| ABOUT THIS TASK |
Without carrying over a single picture, write out the records below exactly.

··· MATERIALS PROVIDED ···

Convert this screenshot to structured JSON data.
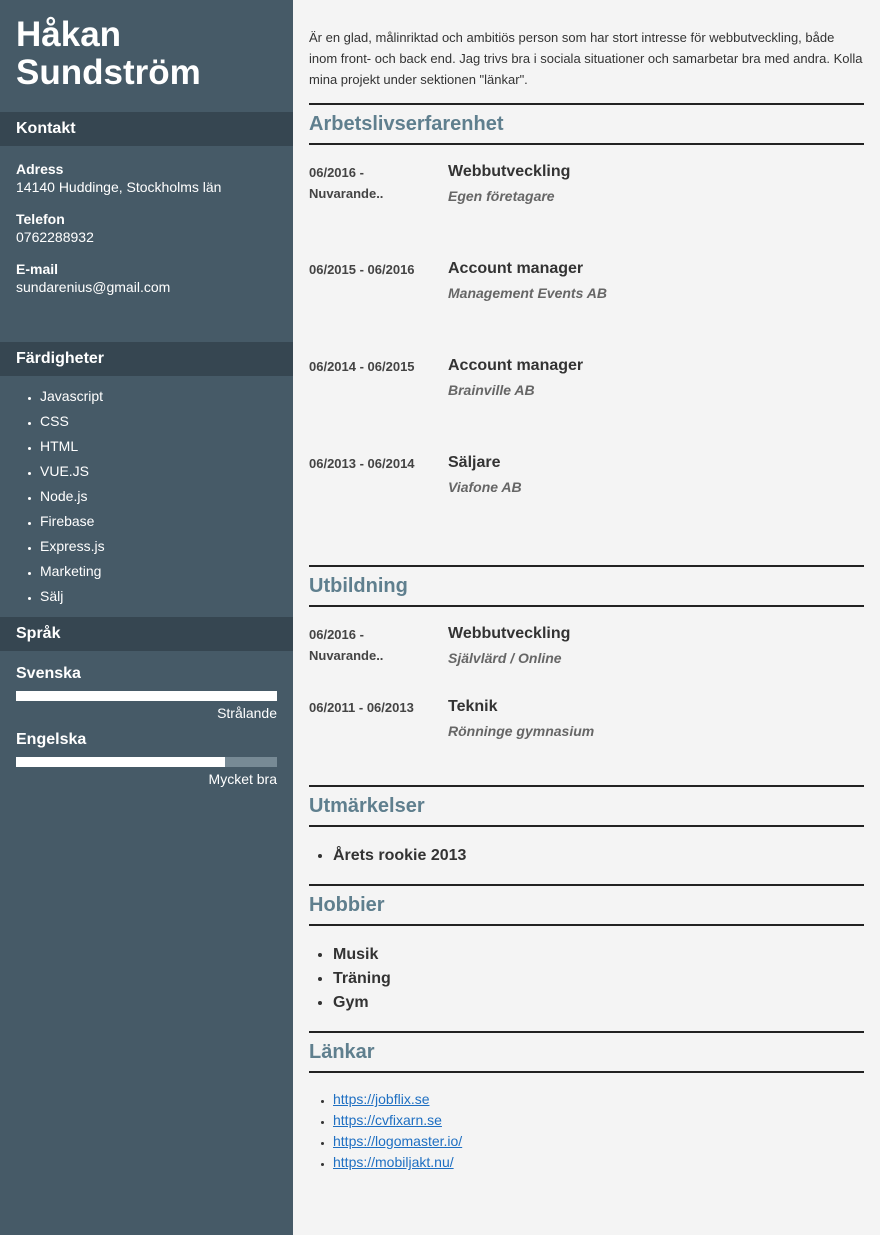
{
  "name": {
    "first": "Håkan",
    "last": "Sundström"
  },
  "sidebar": {
    "contact_title": "Kontakt",
    "address_label": "Adress",
    "address_value": "14140 Huddinge, Stockholms län",
    "phone_label": "Telefon",
    "phone_value": "0762288932",
    "email_label": "E-mail",
    "email_value": "sundarenius@gmail.com",
    "skills_title": "Färdigheter",
    "skills": [
      "Javascript",
      "CSS",
      "HTML",
      "VUE.JS",
      "Node.js",
      "Firebase",
      "Express.js",
      "Marketing",
      "Sälj"
    ],
    "languages_title": "Språk",
    "languages": [
      {
        "name": "Svenska",
        "level": "Strålande",
        "proficiency": 1.0
      },
      {
        "name": "Engelska",
        "level": "Mycket bra",
        "proficiency": 0.8
      }
    ]
  },
  "intro": "Är en glad, målinriktad och ambitiös person som har stort intresse för webbutveckling, både inom front- och back end. Jag trivs bra i sociala situationer och samarbetar bra med andra. Kolla mina projekt under sektionen \"länkar\".",
  "work": {
    "title": "Arbetslivserfarenhet",
    "items": [
      {
        "date_line1": "06/2016 -",
        "date_line2": "Nuvarande..",
        "title": "Webbutveckling",
        "org": "Egen företagare"
      },
      {
        "date_line1": "06/2015 - 06/2016",
        "date_line2": "",
        "title": "Account manager",
        "org": "Management Events AB"
      },
      {
        "date_line1": "06/2014 - 06/2015",
        "date_line2": "",
        "title": "Account manager",
        "org": "Brainville AB"
      },
      {
        "date_line1": "06/2013 - 06/2014",
        "date_line2": "",
        "title": "Säljare",
        "org": "Viafone AB"
      }
    ]
  },
  "education": {
    "title": "Utbildning",
    "items": [
      {
        "date_line1": "06/2016 -",
        "date_line2": "Nuvarande..",
        "title": "Webbutveckling",
        "org": "Självlärd / Online"
      },
      {
        "date_line1": "06/2011 - 06/2013",
        "date_line2": "",
        "title": "Teknik",
        "org": "Rönninge gymnasium"
      }
    ]
  },
  "awards": {
    "title": "Utmärkelser",
    "items": [
      "Årets rookie 2013"
    ]
  },
  "hobbies": {
    "title": "Hobbier",
    "items": [
      "Musik",
      "Träning",
      "Gym"
    ]
  },
  "links": {
    "title": "Länkar",
    "items": [
      "https://jobflix.se",
      "https://cvfixarn.se",
      "https://logomaster.io/",
      "https://mobiljakt.nu/"
    ]
  }
}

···

| SOLUTION FOR THIS EXERCISE |
Convert this screenshot to structured JSON data.
{
  "name": {
    "first": "Håkan",
    "last": "Sundström"
  },
  "sidebar": {
    "contact_title": "Kontakt",
    "address_label": "Adress",
    "address_value": "14140 Huddinge, Stockholms län",
    "phone_label": "Telefon",
    "phone_value": "0762288932",
    "email_label": "E-mail",
    "email_value": "sundarenius@gmail.com",
    "skills_title": "Färdigheter",
    "skills": [
      "Javascript",
      "CSS",
      "HTML",
      "VUE.JS",
      "Node.js",
      "Firebase",
      "Express.js",
      "Marketing",
      "Sälj"
    ],
    "languages_title": "Språk",
    "languages": [
      {
        "name": "Svenska",
        "level": "Strålande",
        "proficiency": 1.0
      },
      {
        "name": "Engelska",
        "level": "Mycket bra",
        "proficiency": 0.8
      }
    ]
  },
  "intro": "Är en glad, målinriktad och ambitiös person som har stort intresse för webbutveckling, både inom front- och back end. Jag trivs bra i sociala situationer och samarbetar bra med andra. Kolla mina projekt under sektionen \"länkar\".",
  "work": {
    "title": "Arbetslivserfarenhet",
    "items": [
      {
        "date_line1": "06/2016 -",
        "date_line2": "Nuvarande..",
        "title": "Webbutveckling",
        "org": "Egen företagare"
      },
      {
        "date_line1": "06/2015 - 06/2016",
        "date_line2": "",
        "title": "Account manager",
        "org": "Management Events AB"
      },
      {
        "date_line1": "06/2014 - 06/2015",
        "date_line2": "",
        "title": "Account manager",
        "org": "Brainville AB"
      },
      {
        "date_line1": "06/2013 - 06/2014",
        "date_line2": "",
        "title": "Säljare",
        "org": "Viafone AB"
      }
    ]
  },
  "education": {
    "title": "Utbildning",
    "items": [
      {
        "date_line1": "06/2016 -",
        "date_line2": "Nuvarande..",
        "title": "Webbutveckling",
        "org": "Självlärd / Online"
      },
      {
        "date_line1": "06/2011 - 06/2013",
        "date_line2": "",
        "title": "Teknik",
        "org": "Rönninge gymnasium"
      }
    ]
  },
  "awards": {
    "title": "Utmärkelser",
    "items": [
      "Årets rookie 2013"
    ]
  },
  "hobbies": {
    "title": "Hobbier",
    "items": [
      "Musik",
      "Träning",
      "Gym"
    ]
  },
  "links": {
    "title": "Länkar",
    "items": [
      "https://jobflix.se",
      "https://cvfixarn.se",
      "https://logomaster.io/",
      "https://mobiljakt.nu/"
    ]
  }
}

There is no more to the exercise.